## Task description
State, as a bare number, how many lines below contain "annotation".

[Opening Data under study section]

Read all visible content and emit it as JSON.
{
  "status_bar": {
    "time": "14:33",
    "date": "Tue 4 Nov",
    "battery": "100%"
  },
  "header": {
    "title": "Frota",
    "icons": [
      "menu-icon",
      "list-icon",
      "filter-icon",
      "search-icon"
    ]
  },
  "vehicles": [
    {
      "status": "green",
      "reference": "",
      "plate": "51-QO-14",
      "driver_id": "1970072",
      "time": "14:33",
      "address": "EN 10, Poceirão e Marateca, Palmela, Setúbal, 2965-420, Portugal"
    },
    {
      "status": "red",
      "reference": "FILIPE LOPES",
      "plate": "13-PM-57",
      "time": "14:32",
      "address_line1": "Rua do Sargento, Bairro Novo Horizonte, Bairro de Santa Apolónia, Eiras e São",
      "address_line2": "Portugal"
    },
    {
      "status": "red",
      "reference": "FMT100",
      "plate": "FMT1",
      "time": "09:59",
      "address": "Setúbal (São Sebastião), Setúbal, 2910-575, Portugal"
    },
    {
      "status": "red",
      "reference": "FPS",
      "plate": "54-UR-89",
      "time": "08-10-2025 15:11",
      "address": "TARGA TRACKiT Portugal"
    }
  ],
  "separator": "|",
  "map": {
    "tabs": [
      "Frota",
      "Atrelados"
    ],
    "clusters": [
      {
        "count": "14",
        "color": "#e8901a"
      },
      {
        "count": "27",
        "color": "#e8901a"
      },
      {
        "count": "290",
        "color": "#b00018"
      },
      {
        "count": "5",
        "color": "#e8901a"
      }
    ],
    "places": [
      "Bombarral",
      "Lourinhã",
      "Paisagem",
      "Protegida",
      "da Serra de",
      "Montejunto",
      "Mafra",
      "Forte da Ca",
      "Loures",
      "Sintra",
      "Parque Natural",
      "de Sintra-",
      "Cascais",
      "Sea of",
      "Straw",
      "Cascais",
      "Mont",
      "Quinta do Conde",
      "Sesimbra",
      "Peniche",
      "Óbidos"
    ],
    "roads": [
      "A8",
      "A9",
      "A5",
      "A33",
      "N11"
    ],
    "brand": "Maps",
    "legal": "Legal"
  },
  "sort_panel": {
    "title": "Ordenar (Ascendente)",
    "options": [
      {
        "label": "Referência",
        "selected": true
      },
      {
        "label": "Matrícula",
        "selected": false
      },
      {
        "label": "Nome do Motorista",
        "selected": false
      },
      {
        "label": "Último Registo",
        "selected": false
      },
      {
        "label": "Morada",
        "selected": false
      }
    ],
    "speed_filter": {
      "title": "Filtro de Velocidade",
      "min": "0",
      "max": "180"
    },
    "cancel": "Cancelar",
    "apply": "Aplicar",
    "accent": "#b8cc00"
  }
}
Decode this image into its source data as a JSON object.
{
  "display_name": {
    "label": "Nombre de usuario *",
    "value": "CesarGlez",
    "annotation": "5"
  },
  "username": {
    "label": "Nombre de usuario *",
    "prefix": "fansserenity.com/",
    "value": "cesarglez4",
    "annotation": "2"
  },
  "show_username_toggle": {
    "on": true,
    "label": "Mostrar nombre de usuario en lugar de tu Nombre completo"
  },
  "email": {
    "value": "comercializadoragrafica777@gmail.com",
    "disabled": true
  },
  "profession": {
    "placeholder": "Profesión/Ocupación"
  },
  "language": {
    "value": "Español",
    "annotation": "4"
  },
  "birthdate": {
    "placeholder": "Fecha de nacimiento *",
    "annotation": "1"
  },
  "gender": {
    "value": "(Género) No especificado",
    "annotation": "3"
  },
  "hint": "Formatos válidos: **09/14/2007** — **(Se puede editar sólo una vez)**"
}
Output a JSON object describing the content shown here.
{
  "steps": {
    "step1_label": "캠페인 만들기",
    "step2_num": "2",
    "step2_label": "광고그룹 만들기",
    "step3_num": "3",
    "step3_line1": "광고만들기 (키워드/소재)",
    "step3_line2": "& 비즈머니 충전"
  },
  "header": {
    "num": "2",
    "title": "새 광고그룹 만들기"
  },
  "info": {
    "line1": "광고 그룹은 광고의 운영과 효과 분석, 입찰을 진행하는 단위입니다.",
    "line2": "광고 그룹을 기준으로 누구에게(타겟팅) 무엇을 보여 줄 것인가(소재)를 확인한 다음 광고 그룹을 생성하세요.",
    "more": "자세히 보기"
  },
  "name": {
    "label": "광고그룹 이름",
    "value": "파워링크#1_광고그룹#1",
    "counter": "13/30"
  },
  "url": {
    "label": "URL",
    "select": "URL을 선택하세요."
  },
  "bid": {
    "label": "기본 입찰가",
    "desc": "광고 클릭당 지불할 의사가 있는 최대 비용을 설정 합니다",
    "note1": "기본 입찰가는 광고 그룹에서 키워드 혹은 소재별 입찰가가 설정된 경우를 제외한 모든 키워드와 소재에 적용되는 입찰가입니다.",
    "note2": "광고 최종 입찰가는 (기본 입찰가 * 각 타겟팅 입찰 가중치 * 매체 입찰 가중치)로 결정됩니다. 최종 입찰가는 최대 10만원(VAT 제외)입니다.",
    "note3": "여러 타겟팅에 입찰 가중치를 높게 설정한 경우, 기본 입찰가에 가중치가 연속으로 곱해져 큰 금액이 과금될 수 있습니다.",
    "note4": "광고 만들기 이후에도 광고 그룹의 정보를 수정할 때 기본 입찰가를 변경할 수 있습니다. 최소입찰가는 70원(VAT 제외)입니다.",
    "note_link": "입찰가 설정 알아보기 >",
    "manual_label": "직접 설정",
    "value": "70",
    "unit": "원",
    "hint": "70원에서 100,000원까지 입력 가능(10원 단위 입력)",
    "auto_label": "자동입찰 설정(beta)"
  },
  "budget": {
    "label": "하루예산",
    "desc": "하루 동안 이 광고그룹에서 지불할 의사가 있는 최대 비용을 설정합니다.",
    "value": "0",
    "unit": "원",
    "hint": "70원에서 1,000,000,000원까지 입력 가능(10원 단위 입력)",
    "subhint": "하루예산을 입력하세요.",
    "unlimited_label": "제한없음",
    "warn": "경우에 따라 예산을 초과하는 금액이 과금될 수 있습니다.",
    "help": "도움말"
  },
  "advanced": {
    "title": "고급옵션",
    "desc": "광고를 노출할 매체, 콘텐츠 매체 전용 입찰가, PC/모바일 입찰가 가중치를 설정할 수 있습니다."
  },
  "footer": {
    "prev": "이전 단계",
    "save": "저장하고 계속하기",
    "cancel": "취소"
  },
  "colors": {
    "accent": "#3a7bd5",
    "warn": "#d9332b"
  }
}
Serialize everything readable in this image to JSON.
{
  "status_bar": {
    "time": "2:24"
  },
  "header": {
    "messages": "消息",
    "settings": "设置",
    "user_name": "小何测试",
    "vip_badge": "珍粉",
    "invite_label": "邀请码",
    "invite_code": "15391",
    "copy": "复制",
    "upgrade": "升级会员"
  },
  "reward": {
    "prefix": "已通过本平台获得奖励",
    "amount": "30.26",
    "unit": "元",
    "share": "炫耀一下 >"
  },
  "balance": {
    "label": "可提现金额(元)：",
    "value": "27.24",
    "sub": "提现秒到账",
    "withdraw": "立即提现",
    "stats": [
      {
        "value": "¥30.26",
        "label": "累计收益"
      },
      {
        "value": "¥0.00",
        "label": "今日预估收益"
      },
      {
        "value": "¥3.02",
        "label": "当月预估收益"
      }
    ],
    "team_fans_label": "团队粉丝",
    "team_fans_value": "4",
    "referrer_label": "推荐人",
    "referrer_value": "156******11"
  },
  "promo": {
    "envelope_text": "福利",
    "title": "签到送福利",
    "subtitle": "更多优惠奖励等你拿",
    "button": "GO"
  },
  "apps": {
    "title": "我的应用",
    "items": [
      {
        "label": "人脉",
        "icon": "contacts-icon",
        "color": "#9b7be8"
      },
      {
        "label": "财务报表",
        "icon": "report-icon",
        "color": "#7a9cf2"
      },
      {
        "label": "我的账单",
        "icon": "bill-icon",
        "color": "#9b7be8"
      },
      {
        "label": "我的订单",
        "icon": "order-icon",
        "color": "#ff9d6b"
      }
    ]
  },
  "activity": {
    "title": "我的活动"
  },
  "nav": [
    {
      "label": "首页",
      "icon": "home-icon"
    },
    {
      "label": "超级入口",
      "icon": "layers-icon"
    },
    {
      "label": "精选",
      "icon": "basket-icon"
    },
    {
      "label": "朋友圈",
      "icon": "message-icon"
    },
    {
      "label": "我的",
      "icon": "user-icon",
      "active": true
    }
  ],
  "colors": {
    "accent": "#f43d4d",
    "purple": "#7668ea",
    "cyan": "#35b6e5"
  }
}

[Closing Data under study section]

## Written answer
5